TASK GOAL = Copy all lines below containing "JSON".

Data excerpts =
>>>>

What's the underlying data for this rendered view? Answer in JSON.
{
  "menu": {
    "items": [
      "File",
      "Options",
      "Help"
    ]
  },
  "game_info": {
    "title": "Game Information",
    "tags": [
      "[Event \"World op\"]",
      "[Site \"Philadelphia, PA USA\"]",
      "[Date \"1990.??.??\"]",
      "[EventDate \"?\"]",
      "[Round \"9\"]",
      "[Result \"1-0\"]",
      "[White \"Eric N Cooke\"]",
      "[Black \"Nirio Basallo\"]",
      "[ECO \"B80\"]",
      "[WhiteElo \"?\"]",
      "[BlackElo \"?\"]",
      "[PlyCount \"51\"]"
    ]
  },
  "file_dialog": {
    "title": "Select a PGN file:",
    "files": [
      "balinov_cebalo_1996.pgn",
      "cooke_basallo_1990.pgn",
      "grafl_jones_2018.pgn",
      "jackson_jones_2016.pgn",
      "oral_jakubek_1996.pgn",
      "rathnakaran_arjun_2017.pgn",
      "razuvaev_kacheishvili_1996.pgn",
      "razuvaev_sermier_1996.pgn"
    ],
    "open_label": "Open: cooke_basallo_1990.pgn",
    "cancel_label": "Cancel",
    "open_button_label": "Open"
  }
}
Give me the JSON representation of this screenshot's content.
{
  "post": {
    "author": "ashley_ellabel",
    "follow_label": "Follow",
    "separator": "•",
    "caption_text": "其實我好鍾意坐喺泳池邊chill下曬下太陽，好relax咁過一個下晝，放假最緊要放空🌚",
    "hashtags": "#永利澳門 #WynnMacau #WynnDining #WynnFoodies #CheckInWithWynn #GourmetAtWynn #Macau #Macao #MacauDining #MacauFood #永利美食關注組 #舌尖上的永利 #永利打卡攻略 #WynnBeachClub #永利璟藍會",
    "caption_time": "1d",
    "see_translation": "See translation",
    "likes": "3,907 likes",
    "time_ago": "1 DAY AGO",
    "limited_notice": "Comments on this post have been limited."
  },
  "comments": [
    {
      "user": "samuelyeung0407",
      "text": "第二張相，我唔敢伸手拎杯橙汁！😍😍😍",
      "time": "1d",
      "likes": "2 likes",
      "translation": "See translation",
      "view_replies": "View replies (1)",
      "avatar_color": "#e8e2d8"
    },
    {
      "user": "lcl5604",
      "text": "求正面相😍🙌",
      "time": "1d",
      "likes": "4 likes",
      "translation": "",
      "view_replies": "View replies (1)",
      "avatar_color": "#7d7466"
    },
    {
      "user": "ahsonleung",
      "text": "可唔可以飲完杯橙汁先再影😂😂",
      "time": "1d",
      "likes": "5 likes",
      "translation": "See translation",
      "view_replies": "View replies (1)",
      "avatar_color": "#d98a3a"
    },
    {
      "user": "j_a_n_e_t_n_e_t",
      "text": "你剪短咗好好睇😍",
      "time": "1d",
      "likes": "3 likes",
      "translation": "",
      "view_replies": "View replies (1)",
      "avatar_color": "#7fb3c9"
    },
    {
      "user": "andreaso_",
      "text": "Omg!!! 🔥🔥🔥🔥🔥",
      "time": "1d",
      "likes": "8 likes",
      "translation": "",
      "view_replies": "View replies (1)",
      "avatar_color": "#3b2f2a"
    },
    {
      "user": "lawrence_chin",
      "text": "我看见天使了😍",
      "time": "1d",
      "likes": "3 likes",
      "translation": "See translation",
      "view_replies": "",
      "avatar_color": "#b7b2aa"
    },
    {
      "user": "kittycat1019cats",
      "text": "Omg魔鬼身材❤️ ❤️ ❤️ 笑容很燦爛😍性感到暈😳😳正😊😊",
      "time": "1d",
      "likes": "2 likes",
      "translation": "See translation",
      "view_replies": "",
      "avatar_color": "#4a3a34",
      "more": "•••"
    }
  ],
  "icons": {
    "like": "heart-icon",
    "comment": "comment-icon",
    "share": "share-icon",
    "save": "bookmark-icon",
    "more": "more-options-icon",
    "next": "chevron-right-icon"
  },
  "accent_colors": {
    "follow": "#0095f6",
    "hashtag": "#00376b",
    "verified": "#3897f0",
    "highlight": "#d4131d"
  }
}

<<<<

FINAL ANSWER =
What's the underlying data for this rendered view? Answer in JSON.
Give me the JSON representation of this screenshot's content.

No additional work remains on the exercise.